The point of all this isn’t to have the most money possible. Sometimes, in the pursuit of efficiency and earning more, more, more…we lose sight of the fact that the point is not to die with the most money mathematically possible. No one will be putting on my tombstone “she paid off a 2.75% mortgage early” with a “LOL” emoji carved next to it.
Then what is the point? The point is to reach the goals that are important to us, and to live a life in alignment with our values and dreams. If those dreams include things like paying off a mortgage, even if it’s not the best financial decision, then that’s great.
Make your dreams come true.
You Do You
Were you in my situation, perhaps you would keep the mortgage forever. You would arbitrage the interest rate, invest everything into penny stocks/real estate/index funds, and keep the mortgage as long as possible.
In fact, you might not have gotten a fifteen year mortgage in the first place. At the time I refinanced, 30 year mortgages were going for 3.5%. You would have gotten that low, low rate and kept the mortgage the full 30 years.
You’re not me, though. I’m pretty sure you didn’t have a husband who lost his job in the Great Recession. Your husband didn’t almost die when you were in your early 30’s. You may not have been supporting your family on a single income for the past four years, because your spouse was at first unable to work, and later decided as a family it just made more sense to have a stay at home parent.
You also perhaps didn’t have a child at 23, and need to worry about sending him to college when you’re forty. Maybe you didn’t start off with a low income, and gradually bring it up over time to the point where you need to expect to bear the full financial burden.
Point being, you’re not me. You don’t have my hopes, dreams, background, or life situation. You’re you. I’m sure you have valid reasons for the decisions you make, in the context of your life.
And I have valid reasons for mine.
I’m still going to pay off that mortgage.
Even if it means I’m mathematically stupid.
What About You?
Have you ever made a decision that mathematically was wrong, but you did it anyway because it aligned with your goals and dreams?

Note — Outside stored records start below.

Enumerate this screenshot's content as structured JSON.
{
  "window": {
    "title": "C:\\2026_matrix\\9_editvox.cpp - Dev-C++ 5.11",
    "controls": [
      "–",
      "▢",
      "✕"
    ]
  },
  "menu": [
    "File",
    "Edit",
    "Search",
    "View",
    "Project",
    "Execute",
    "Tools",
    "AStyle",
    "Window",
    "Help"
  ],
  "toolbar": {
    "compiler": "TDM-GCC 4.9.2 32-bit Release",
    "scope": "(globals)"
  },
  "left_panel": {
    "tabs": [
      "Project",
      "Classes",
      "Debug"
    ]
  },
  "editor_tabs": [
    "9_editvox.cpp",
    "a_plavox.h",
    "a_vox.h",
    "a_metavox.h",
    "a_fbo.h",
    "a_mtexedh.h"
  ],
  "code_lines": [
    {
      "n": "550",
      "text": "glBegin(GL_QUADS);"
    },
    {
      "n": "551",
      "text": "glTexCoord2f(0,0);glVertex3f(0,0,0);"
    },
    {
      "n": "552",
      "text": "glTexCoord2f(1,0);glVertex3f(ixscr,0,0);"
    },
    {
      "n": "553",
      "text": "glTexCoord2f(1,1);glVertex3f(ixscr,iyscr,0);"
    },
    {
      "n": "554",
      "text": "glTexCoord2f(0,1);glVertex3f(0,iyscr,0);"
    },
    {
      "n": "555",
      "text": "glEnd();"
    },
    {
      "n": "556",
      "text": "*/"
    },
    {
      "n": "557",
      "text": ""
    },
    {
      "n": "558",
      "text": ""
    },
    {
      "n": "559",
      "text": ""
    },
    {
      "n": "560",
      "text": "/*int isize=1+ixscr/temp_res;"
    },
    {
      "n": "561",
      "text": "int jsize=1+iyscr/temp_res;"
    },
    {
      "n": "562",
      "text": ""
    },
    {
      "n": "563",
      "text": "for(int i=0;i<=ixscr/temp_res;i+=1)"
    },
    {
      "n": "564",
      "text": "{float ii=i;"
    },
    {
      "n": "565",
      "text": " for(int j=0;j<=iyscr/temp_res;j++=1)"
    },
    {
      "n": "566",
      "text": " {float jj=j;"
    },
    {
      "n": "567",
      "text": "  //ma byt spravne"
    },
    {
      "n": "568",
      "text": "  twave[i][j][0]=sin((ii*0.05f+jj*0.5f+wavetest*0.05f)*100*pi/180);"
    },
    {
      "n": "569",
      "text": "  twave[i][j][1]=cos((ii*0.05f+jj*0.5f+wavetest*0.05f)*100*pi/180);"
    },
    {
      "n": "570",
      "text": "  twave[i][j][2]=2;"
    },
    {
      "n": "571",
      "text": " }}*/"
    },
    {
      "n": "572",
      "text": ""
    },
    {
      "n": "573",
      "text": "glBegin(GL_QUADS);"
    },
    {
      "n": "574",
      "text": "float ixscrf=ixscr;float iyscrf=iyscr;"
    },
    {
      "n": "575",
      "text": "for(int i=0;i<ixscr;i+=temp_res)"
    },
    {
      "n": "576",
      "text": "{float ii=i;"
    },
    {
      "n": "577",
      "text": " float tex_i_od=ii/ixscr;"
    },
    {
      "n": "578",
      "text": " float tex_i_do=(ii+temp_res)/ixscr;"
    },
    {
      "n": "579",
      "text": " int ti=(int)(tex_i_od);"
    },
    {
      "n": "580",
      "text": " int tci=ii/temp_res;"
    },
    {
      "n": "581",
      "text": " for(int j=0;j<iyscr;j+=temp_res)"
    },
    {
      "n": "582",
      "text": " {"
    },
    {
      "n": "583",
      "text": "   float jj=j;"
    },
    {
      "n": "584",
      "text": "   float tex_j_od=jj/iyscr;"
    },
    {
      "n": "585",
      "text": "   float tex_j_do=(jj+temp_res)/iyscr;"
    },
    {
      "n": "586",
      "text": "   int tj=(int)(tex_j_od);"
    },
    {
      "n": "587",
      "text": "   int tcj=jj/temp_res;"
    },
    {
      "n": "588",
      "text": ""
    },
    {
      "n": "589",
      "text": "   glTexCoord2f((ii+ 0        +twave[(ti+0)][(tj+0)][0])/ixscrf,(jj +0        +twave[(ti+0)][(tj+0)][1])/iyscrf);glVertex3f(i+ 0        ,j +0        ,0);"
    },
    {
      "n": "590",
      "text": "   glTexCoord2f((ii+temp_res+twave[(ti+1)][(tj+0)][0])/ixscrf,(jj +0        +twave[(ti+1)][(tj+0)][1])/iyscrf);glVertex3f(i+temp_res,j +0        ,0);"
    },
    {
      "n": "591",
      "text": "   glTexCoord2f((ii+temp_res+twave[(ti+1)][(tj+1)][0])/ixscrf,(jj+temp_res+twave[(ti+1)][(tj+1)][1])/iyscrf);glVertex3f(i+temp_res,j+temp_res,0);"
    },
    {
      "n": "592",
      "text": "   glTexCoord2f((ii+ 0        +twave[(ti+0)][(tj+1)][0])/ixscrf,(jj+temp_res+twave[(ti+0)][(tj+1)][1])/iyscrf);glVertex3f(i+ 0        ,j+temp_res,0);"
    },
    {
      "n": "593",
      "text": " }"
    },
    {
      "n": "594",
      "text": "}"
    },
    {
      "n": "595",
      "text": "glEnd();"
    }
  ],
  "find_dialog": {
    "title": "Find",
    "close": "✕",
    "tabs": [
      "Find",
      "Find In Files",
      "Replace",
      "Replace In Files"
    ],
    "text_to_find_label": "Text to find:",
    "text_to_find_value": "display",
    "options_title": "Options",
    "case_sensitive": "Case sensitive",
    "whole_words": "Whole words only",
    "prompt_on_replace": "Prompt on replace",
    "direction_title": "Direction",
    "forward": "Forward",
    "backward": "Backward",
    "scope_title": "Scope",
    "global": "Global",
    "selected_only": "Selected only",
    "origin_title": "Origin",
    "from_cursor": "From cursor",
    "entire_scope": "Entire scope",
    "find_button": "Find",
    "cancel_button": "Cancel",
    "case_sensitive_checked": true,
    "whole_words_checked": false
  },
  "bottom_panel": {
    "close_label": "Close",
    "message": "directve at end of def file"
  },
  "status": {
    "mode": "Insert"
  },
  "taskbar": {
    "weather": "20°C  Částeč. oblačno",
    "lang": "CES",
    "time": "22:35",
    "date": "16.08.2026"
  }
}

Or are you more of a “pure math” decision maker”? Let me know in the comments.